* **MATERIAL PROVIDED**:
──────────

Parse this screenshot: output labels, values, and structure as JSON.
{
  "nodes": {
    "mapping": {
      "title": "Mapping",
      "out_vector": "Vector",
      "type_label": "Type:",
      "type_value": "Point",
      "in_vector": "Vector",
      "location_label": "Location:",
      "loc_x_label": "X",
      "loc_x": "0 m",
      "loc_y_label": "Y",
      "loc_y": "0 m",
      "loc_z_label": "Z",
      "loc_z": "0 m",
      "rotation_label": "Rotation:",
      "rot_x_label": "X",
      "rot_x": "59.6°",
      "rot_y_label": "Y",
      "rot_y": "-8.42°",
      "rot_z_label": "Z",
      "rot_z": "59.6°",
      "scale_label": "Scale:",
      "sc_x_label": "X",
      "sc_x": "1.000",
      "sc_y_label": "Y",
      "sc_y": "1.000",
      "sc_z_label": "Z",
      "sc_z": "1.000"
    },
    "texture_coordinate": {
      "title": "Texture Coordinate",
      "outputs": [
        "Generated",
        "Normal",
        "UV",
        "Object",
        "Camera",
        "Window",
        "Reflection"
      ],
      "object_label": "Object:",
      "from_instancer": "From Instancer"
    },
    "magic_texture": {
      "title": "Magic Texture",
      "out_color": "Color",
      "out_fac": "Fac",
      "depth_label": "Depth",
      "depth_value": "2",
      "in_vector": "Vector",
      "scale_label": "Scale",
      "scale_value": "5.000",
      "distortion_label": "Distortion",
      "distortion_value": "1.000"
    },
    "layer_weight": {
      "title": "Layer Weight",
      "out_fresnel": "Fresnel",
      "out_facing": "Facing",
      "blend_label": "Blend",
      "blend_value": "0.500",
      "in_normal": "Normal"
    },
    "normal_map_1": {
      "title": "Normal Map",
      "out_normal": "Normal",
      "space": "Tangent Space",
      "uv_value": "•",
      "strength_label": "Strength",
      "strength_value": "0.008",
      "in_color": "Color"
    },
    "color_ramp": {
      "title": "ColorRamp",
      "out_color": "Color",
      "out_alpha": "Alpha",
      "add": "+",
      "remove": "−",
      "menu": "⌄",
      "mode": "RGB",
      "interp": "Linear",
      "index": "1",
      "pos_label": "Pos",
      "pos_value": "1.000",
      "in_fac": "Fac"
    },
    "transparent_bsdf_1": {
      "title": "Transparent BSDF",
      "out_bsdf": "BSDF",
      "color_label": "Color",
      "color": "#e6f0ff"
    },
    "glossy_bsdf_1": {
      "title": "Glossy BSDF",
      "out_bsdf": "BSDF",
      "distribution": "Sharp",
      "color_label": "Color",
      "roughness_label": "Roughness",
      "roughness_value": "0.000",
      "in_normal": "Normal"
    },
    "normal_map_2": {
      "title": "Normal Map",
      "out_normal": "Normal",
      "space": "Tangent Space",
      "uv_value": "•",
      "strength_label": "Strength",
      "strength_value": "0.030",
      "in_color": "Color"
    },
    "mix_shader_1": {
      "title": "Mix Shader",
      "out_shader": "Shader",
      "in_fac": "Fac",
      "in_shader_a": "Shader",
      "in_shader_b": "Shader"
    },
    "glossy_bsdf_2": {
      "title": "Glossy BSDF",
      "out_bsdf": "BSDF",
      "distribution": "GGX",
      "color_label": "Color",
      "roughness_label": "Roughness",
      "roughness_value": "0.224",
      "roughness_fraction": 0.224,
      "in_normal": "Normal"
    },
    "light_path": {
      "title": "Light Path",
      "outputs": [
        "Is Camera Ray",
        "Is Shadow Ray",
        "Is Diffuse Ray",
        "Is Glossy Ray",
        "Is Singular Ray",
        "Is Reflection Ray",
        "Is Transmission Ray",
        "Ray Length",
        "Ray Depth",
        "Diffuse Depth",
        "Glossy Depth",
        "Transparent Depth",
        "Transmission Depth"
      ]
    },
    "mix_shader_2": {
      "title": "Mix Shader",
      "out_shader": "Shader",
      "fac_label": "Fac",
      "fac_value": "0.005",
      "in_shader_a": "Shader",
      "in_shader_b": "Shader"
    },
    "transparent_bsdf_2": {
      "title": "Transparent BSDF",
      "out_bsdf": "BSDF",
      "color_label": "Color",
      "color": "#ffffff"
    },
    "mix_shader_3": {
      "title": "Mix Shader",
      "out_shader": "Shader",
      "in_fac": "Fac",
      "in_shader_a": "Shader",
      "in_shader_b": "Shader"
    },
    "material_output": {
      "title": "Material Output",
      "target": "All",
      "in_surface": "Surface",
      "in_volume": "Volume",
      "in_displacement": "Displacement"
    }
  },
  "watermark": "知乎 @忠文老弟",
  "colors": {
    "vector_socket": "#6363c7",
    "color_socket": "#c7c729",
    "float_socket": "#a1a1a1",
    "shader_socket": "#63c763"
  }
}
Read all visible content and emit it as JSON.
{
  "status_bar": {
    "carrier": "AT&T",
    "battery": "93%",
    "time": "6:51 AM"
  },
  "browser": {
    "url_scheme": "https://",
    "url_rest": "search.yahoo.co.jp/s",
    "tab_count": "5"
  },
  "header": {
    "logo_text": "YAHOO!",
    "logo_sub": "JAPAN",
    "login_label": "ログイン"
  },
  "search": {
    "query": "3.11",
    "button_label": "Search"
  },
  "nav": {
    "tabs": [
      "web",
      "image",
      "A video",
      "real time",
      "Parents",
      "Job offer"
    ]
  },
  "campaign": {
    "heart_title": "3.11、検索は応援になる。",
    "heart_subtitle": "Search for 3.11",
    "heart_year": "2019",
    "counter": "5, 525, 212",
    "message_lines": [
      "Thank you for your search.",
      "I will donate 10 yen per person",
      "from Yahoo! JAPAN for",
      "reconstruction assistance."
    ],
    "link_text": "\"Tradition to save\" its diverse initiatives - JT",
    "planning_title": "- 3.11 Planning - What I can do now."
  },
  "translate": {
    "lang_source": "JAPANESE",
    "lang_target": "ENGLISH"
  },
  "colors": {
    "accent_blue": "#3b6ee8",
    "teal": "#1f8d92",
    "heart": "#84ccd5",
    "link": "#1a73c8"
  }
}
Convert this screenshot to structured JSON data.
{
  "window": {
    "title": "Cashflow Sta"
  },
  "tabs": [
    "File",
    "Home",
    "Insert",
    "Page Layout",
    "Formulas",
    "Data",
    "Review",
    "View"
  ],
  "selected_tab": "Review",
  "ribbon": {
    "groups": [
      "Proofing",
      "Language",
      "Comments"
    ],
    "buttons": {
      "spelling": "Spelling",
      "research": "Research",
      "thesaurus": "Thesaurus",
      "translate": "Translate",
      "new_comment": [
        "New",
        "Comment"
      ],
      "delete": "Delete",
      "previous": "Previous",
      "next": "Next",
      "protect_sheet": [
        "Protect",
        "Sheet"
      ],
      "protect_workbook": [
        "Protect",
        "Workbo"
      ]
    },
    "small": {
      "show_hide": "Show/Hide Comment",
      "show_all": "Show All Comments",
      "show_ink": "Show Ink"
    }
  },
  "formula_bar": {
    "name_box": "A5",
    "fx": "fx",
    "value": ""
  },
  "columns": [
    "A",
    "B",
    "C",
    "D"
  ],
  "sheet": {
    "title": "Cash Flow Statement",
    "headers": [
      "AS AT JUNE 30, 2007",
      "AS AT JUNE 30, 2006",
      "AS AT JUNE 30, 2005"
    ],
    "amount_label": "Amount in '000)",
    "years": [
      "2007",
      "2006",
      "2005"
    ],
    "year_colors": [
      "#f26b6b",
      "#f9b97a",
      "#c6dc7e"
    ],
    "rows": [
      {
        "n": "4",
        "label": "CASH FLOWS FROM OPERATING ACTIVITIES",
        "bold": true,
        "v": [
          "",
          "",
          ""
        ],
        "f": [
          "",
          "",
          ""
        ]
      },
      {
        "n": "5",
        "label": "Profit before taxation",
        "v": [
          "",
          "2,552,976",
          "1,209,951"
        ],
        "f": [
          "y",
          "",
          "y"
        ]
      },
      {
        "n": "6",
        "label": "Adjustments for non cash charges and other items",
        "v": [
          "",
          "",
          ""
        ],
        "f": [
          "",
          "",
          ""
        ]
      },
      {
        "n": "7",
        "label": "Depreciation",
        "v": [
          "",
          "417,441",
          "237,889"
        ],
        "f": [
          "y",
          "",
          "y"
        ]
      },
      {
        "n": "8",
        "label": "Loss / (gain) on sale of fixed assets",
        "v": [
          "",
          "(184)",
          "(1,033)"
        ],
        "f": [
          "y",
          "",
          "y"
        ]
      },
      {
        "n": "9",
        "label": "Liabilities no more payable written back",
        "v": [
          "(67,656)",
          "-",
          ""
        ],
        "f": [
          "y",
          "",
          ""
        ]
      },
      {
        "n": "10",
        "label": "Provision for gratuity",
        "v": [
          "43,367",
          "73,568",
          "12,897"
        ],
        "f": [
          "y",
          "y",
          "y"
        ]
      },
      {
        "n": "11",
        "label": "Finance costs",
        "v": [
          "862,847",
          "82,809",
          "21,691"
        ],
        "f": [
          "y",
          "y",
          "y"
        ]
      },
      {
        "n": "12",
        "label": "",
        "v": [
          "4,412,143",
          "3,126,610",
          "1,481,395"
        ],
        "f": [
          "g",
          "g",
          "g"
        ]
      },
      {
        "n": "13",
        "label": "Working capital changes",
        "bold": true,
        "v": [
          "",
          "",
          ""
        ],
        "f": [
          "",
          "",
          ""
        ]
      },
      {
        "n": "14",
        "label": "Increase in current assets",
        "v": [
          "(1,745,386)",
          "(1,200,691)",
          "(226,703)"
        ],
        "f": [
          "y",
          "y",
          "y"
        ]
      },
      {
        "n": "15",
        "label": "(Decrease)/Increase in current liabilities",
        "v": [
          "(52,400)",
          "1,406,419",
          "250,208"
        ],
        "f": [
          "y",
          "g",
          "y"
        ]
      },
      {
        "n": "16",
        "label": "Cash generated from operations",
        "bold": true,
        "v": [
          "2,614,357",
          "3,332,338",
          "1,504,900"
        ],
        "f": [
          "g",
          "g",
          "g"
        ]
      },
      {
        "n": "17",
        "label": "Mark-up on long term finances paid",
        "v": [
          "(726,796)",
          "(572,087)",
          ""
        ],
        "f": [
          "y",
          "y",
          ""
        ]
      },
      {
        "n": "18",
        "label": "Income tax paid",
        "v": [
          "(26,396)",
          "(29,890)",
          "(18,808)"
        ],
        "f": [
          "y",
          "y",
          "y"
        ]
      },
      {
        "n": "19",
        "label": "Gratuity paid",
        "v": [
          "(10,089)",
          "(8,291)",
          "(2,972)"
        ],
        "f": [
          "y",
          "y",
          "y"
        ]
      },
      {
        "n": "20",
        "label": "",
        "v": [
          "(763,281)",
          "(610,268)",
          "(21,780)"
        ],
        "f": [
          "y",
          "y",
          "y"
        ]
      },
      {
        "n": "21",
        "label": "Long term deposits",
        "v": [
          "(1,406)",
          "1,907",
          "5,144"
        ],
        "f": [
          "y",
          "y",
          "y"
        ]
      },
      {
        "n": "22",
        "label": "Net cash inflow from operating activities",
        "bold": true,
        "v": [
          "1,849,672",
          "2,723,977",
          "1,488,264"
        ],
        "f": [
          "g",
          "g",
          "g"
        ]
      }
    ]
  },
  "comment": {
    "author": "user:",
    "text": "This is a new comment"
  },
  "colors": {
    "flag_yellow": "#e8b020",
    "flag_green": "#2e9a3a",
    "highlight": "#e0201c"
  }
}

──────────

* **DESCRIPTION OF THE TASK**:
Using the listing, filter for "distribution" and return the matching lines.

* **RESULT**:
      "distribution": "Sharp",
      "distribution": "GGX",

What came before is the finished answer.